§ Work required:
Check each line of the records below and collect those that include the word "CTRL".

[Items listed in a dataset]
++++++++++
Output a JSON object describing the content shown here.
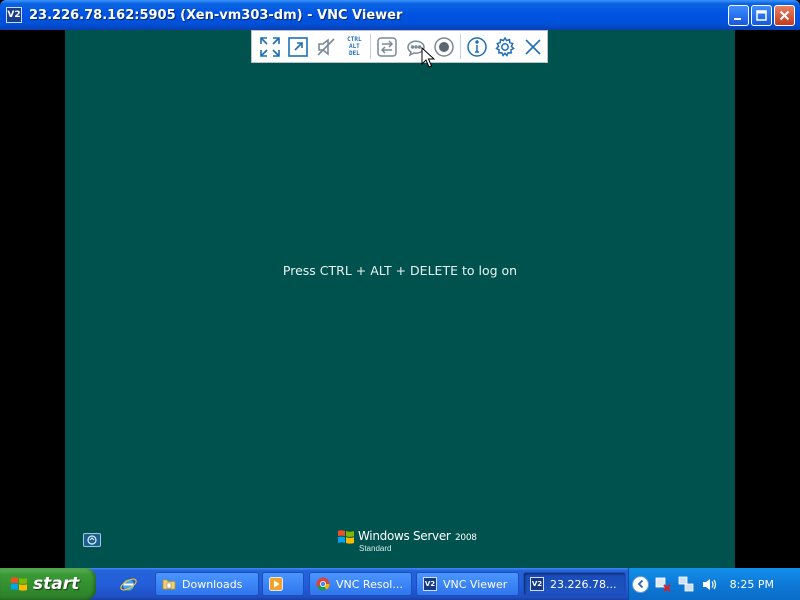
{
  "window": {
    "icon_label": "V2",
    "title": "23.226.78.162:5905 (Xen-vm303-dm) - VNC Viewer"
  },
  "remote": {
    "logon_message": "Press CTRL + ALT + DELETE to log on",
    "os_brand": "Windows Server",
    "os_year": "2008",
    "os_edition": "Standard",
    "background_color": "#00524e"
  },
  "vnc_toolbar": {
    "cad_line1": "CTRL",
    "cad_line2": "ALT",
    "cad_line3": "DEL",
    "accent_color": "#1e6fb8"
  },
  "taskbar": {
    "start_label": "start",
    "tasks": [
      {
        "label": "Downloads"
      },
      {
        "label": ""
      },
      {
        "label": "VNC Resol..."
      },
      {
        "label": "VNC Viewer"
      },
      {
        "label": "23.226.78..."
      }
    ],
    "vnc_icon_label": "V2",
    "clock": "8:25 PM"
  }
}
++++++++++
§ Output of the exercise:
    "logon_message": "Press CTRL + ALT + DELETE to log on",
    "cad_line1": "CTRL",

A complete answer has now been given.